:: DATA UNDER STUDY ::
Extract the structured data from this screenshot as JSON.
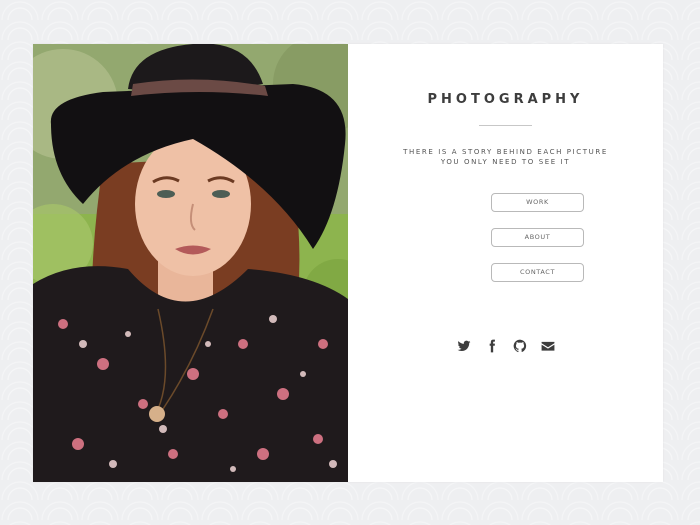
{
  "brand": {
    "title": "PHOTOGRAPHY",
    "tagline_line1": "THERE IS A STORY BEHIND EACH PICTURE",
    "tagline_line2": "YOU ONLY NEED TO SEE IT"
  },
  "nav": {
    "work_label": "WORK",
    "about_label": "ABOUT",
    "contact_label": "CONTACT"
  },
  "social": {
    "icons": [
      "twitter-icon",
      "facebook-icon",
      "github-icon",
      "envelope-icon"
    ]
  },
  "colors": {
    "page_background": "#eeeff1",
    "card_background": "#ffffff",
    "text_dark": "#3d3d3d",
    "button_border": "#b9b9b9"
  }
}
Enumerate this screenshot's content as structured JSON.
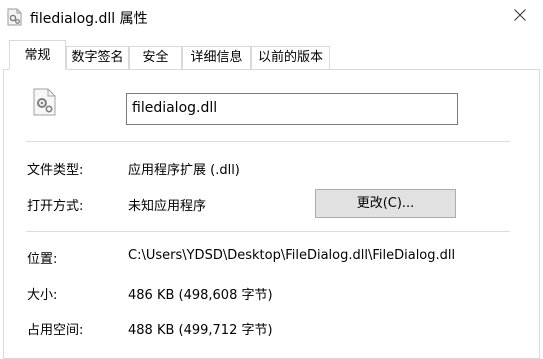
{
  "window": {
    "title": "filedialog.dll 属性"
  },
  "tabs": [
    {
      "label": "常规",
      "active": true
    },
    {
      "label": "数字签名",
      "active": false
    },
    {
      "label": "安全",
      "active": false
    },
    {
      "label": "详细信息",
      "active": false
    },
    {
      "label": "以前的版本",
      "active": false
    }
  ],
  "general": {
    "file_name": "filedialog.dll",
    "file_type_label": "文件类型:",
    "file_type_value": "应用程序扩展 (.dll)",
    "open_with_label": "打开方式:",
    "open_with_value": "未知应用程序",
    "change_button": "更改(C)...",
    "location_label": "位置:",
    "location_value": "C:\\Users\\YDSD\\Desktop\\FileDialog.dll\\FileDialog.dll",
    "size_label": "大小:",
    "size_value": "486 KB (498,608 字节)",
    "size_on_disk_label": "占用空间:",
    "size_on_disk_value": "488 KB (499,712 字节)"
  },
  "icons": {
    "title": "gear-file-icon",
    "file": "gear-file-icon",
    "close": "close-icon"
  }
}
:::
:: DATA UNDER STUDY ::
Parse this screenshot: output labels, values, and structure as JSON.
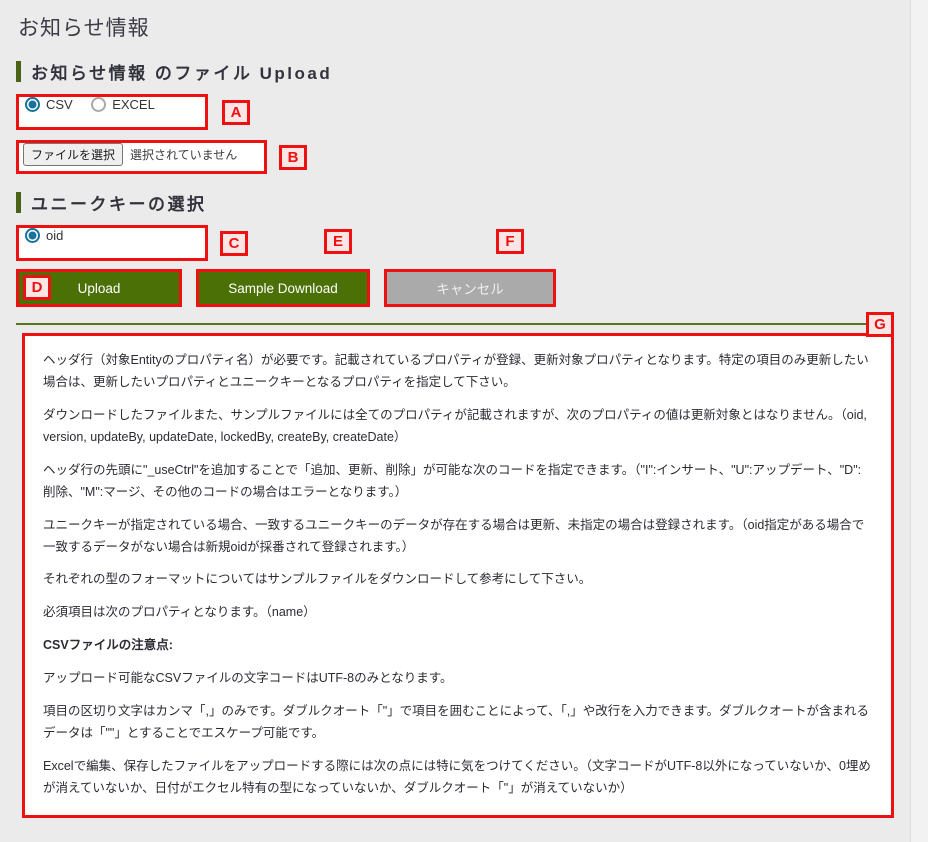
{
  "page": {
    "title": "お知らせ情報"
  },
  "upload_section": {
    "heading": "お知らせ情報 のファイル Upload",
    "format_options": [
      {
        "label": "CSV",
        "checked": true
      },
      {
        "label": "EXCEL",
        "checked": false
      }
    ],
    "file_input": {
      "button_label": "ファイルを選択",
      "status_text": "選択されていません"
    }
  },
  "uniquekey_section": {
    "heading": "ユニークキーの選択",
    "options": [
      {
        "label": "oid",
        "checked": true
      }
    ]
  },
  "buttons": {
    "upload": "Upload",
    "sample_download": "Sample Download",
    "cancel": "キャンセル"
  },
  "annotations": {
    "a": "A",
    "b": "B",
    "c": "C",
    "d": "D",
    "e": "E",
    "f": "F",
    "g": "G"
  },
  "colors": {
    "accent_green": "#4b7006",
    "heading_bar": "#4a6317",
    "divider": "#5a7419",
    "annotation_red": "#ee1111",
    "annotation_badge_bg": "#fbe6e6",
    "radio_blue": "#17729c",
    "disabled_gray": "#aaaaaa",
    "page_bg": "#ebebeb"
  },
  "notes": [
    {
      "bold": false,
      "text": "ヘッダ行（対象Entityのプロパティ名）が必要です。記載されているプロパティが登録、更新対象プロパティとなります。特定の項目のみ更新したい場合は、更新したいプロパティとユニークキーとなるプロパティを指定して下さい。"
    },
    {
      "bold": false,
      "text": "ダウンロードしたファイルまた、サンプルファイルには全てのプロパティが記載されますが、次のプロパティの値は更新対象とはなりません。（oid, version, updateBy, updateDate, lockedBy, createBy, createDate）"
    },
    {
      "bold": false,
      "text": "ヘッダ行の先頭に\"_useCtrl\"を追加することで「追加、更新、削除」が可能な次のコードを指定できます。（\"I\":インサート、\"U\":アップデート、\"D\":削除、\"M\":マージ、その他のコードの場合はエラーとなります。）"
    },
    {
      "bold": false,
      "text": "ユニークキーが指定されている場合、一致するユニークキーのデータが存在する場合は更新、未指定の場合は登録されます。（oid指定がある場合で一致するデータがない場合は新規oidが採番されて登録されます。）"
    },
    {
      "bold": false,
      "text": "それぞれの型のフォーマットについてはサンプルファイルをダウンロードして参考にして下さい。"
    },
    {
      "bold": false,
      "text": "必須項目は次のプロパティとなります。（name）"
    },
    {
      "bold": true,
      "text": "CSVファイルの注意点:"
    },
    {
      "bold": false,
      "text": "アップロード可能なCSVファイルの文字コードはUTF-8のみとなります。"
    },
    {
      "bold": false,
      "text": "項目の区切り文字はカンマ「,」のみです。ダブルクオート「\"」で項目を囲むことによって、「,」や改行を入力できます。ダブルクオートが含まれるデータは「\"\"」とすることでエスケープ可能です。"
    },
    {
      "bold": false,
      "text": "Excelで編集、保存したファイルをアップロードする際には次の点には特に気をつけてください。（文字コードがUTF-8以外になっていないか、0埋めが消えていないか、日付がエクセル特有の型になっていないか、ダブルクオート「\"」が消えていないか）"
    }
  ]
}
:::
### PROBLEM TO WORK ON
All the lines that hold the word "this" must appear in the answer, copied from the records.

### WRITTEN RESPONSE
Extract the structured data from this screenshot as JSON.
Enumerate this screenshot's content as structured JSON.
Parse this screenshot: output labels, values, and structure as JSON.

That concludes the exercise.